▸ **DIRECTIONS**
Every line below that contains the word "JSON" must be copied.

▸ **RECORDS FOR THIS EXERCISE**
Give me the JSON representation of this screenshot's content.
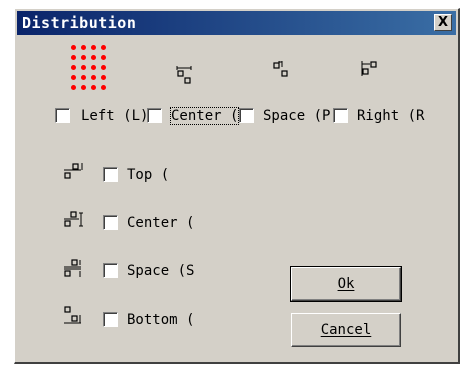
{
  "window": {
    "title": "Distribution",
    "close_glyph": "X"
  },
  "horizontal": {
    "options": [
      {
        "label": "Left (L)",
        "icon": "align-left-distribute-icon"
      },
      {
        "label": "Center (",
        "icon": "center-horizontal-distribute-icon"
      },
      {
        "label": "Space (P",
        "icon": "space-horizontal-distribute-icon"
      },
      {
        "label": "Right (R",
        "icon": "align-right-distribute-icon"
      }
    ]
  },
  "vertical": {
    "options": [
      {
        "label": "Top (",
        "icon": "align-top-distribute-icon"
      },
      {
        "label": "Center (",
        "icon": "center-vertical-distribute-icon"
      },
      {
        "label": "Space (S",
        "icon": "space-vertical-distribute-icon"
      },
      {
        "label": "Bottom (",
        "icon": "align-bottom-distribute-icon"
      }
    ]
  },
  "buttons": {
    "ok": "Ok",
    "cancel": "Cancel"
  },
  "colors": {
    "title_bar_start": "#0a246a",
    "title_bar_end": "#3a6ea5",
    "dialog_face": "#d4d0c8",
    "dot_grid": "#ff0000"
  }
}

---

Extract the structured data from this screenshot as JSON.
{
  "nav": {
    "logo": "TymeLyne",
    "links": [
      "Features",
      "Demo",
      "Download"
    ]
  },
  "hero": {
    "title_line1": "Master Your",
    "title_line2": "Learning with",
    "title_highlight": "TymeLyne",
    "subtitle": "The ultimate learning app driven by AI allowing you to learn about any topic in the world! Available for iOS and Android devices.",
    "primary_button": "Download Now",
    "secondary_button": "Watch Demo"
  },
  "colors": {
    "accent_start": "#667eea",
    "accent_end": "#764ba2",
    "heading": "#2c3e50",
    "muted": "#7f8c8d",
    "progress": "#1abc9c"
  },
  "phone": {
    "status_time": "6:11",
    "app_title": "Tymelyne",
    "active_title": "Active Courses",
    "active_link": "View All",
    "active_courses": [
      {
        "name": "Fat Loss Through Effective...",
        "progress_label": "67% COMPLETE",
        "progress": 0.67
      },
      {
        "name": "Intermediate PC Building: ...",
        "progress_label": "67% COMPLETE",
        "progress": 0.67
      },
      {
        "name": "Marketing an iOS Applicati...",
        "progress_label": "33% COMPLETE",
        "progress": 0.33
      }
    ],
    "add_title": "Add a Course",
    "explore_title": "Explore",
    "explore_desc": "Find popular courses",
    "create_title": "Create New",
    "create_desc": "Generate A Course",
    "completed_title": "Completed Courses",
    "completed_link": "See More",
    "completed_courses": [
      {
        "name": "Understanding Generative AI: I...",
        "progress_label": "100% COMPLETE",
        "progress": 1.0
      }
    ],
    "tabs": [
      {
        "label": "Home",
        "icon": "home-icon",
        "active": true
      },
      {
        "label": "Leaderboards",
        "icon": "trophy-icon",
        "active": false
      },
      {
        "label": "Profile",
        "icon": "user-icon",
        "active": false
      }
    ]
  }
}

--

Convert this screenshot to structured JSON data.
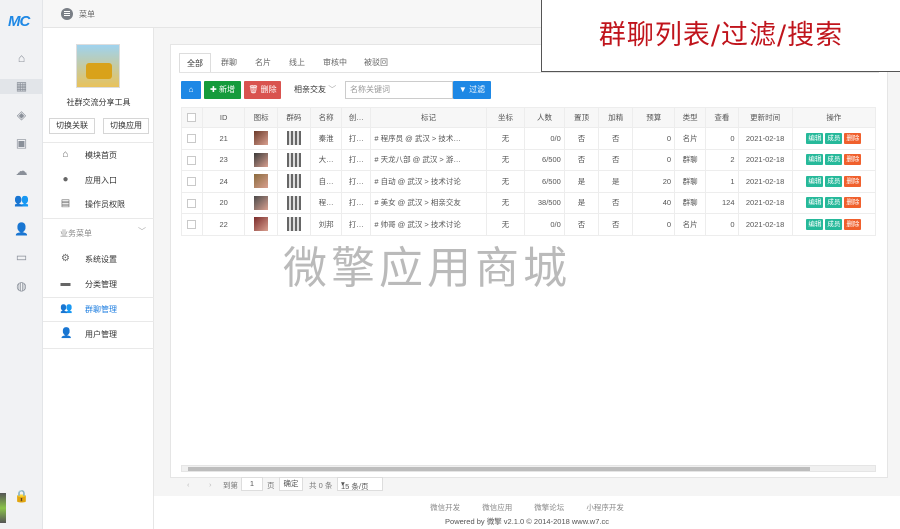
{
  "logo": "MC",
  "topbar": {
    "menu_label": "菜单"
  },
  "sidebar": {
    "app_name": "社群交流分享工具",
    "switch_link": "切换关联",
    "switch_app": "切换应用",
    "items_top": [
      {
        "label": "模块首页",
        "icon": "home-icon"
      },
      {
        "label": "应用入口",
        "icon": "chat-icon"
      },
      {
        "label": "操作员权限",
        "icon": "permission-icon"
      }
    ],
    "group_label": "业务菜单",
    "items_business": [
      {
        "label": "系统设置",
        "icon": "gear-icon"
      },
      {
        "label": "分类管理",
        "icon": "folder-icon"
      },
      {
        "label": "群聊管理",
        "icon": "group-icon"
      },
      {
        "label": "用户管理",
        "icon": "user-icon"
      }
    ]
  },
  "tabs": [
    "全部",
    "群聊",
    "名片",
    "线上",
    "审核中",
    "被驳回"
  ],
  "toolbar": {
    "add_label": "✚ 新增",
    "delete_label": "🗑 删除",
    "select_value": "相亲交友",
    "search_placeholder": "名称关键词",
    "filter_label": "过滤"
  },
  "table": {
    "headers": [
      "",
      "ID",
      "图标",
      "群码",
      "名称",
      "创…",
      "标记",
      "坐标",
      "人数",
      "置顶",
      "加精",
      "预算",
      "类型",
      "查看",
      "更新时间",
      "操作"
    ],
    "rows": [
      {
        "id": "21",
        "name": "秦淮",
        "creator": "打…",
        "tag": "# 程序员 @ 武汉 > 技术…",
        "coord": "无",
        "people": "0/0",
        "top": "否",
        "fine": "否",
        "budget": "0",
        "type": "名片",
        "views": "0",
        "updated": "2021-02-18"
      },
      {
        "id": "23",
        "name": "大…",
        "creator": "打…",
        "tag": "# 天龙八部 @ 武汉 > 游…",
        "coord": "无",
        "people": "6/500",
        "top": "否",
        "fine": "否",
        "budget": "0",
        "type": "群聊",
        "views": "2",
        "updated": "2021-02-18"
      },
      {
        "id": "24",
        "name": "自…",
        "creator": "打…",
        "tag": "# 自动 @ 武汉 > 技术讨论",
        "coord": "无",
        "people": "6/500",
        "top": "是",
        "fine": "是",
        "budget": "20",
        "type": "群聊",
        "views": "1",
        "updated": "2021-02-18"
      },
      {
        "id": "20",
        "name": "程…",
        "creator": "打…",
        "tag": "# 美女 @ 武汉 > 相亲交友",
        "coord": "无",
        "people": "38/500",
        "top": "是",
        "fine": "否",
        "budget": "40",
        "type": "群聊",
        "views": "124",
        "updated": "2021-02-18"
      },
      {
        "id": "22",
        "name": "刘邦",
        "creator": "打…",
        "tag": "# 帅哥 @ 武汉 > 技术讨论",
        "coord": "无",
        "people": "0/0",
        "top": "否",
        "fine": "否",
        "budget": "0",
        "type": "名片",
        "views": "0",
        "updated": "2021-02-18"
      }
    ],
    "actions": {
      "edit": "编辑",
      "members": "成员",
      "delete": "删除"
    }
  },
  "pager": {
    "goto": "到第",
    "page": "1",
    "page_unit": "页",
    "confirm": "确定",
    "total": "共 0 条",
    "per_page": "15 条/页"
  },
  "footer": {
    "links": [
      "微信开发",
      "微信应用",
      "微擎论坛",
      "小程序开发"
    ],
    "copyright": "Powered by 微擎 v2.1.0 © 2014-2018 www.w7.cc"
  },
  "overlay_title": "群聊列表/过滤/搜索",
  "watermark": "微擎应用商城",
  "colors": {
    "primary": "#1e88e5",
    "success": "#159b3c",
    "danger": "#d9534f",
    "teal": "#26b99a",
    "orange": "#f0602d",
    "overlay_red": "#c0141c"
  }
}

▸ **TASK RESULT**
Give me the JSON representation of this screenshot's content.
Extract the structured data from this screenshot as JSON.
Convert this screenshot to structured JSON data.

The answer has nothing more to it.